London Euston is the southern terminus of the West Coast Main Line - serving Birmingham, Manchester, Liverpool and Glasgow.
St. James Gardens were used as a burial ground between 1790 and 1853.
St. James was opened in 1788 as the new burial ground for St. James’ Piccadilly. It was once rectangular in shape but the building of Euston station, covered the east end of the graveyard.
Edward Walford writing in Old and New London
in the late nineteenth century said: “St. James’s Church, formerly a chapel of ease to the mother church of St. James’s, Piccadilly. It is a large brick building, and has a large, dreary, and ill-kept burial ground attached to it. Here lie George Morland, the painter, who died in 1804; John Hoppner, the portrait-painter, who died in 1810; Admiral Lord Gardner, the hero of Port l’Orient, and the friend of Howe, Bridport and Nelson; and without a memorial, Lord George Gordon, the mad leader of the Anti-Catholic Riots in 1780, who died a prisoner in Newgate in 1793.”
It was closed for burials in the mid-nineteenth century. In 1887 the majority of the monuments and tombstones were removed and St. James opened as a public garden. The open space between the park and the Hampstead Road
was occupied by the London Temperance Hospital:
The land of St. James Gardens was earmarked for the expansion of Euston Station to accommodate the new HS2 high speed rail line and so the gardens closed to the public to allow the exhumation of the 30000-6000 bodies buried across the gardens.
St. James Gardens
Euston was the first inter-city railway station in London. It opened on 20 July 1837 as the terminus of the London and Birmingham Railway.
The site was selected in the early 1830s by George and Robert Stephenson, engineers of the London and Birmingham Railway. The area was then mostly farmland at the edge of the expanding city of London. The station was named after Euston Hall
in Suffolk, the ancestral home of the Dukes of Grafton, who were the main landowners in the area.
Objections to the station by local farmers meant that, when the Act authorising construction of the line was passed in 1833, the terminus was relocated to Chalk Farm. However, these objections were overcome, and in 1835 an Act authorising construction of the station at its originally planned site was passed, and construction went ahead.
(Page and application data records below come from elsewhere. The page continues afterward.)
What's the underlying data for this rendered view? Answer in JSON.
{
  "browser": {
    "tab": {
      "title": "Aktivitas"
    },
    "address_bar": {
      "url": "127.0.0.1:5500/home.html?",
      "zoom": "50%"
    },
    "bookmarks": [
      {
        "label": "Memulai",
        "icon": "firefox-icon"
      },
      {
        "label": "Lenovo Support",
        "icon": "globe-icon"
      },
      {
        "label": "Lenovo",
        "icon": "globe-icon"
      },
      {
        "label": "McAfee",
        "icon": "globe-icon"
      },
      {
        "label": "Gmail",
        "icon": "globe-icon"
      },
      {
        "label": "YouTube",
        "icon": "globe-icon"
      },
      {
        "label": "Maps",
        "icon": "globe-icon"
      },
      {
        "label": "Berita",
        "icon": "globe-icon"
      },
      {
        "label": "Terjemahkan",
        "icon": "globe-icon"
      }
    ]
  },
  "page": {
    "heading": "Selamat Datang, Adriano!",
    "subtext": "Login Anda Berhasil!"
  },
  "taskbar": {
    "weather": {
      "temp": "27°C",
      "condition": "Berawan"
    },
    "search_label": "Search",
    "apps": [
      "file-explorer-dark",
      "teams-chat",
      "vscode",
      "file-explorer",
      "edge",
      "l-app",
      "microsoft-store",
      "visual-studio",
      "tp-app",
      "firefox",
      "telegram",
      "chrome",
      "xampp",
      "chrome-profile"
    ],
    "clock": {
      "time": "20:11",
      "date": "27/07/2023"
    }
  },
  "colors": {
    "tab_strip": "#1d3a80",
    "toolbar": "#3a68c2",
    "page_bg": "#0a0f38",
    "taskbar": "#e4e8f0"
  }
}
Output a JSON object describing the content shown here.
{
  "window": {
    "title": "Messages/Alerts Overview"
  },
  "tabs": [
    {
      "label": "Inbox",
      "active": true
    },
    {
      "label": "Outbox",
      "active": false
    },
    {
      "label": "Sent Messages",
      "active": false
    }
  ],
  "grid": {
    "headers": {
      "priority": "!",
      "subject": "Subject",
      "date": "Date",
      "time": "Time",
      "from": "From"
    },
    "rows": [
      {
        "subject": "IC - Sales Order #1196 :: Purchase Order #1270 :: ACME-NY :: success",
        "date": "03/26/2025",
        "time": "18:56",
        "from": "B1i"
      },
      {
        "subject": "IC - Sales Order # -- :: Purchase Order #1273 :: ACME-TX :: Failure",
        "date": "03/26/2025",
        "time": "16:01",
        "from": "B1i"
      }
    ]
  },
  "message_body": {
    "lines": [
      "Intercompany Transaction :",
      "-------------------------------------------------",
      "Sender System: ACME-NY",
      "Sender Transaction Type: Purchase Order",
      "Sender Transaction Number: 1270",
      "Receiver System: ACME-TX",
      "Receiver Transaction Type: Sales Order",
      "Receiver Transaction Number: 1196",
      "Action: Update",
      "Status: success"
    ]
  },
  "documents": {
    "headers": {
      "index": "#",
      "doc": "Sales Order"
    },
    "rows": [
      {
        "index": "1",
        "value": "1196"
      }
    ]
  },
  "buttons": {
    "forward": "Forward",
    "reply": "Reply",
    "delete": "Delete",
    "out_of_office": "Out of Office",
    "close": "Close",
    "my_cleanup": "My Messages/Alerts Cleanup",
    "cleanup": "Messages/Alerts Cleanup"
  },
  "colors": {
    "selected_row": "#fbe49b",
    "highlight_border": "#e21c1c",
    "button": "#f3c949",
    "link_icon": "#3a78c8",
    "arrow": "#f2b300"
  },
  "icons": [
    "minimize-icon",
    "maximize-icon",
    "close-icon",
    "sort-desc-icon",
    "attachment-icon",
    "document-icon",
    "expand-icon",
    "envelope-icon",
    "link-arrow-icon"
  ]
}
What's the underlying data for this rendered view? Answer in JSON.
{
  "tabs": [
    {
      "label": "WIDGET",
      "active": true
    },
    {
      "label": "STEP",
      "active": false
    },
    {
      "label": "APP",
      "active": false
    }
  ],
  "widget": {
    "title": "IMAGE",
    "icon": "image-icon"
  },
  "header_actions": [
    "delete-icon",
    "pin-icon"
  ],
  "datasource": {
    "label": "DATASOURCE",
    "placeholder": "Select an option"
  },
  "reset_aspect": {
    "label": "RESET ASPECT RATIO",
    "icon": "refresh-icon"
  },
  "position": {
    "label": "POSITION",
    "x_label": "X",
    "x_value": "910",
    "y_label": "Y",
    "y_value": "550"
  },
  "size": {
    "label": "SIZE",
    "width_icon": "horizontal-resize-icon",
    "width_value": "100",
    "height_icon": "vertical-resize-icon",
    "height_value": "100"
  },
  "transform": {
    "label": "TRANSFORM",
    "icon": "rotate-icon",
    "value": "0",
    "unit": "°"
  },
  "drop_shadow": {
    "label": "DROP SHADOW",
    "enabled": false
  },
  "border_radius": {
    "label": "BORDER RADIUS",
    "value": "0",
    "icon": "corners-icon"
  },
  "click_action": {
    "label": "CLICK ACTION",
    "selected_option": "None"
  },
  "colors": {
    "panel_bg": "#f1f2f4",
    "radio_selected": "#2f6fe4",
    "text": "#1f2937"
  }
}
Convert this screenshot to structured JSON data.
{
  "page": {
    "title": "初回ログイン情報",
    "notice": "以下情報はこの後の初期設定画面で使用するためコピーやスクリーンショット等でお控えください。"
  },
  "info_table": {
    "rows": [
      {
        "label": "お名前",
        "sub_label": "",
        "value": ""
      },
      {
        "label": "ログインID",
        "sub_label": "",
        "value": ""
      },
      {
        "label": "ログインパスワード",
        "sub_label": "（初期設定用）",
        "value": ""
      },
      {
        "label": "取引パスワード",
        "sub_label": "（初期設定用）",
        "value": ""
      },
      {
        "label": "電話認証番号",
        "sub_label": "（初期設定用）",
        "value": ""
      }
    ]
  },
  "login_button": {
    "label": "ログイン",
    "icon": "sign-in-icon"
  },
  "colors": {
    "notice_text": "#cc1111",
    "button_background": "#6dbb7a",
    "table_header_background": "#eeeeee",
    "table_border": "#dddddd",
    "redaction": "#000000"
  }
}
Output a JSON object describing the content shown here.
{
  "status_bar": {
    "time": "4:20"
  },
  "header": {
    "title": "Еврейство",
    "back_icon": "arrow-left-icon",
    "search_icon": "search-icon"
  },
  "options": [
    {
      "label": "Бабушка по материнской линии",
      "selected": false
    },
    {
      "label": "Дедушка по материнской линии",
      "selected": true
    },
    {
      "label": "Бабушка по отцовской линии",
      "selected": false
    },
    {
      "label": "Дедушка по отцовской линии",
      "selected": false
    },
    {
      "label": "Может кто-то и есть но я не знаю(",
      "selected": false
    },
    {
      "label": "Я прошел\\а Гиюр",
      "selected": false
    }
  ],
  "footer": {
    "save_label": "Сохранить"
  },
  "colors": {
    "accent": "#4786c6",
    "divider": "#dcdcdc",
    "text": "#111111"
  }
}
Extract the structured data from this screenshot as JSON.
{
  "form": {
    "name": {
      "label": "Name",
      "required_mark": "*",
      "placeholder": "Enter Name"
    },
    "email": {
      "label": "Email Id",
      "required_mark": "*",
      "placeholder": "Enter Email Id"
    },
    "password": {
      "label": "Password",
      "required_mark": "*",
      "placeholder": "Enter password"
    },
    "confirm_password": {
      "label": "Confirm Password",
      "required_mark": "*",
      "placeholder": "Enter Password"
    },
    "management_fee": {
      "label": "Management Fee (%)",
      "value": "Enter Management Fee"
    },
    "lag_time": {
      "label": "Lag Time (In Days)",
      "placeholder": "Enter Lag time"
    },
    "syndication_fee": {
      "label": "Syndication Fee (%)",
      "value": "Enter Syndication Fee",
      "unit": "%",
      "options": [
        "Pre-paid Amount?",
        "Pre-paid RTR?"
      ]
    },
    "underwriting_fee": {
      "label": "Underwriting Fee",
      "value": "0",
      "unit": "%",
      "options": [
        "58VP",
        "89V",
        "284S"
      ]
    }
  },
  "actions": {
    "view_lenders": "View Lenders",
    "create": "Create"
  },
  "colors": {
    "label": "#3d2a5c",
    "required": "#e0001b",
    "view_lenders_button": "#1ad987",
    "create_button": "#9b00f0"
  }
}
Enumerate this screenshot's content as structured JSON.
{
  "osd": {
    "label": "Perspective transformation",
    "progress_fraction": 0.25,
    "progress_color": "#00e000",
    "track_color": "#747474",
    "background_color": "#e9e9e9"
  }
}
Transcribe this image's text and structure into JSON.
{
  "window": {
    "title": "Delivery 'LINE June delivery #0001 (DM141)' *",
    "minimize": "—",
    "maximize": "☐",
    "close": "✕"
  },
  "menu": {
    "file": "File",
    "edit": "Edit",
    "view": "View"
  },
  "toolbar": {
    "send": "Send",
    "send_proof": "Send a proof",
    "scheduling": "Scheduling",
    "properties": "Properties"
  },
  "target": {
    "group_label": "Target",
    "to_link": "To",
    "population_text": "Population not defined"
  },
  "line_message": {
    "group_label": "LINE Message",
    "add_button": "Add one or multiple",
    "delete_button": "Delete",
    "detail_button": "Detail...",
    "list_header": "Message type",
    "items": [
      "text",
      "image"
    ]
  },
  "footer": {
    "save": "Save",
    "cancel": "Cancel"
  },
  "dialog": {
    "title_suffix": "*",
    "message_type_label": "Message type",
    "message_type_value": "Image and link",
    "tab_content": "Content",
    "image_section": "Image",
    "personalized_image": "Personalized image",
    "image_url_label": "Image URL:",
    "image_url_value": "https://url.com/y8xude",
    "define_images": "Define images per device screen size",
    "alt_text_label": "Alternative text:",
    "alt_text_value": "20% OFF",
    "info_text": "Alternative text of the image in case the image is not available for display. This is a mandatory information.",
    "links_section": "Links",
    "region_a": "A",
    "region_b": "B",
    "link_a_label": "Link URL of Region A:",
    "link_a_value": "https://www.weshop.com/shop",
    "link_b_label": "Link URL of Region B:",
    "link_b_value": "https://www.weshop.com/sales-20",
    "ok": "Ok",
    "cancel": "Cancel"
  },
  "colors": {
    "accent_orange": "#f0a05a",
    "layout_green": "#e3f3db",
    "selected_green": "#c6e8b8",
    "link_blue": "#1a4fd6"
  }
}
The original station was built by William Cubitt. It was designed by the classically trained architect Philip Hardwick and initially it had only two platforms, one for departures and one for arrivals. Also designed by Hardwick was a 72 foot-high Doric propylaeum, the largest ever built, erected at the entrance as a portico and which became known as the Euston Arch
The station grew rapidly over the following years as traffic increased. It was greatly expanded in the 1840s, with the opening in 1849 of the spectacular Great Hall, designed by Hardwick's son Philip Charles Hardwick in classical style.
In the early 1960s it was decided that a larger station was required. Because of the restricted layout of track and tunnels at the northern end, enlargement could be accomplished only by expanding southwards over the area occupied by the Great Hall and the Arch. Amid much public outcry, the station building including the Arch was demolished in 1961-2 and replaced by a new building. Its opening in 1968 followed the electrification of the West Coast Main Line.
A few remnants of the older station remain: two Portland stone entrance lodges and a war memorial. A statue of Robert Stephenson by Carlo Marochetti, previously in the old ticket hall, stands in the forecourt.
On 12 May 1907 the City and South London Railway (C&SLR, now the Bank branch of the Northern Line) opened a station at Euston as the terminus of a new extension from its existing station at Angel.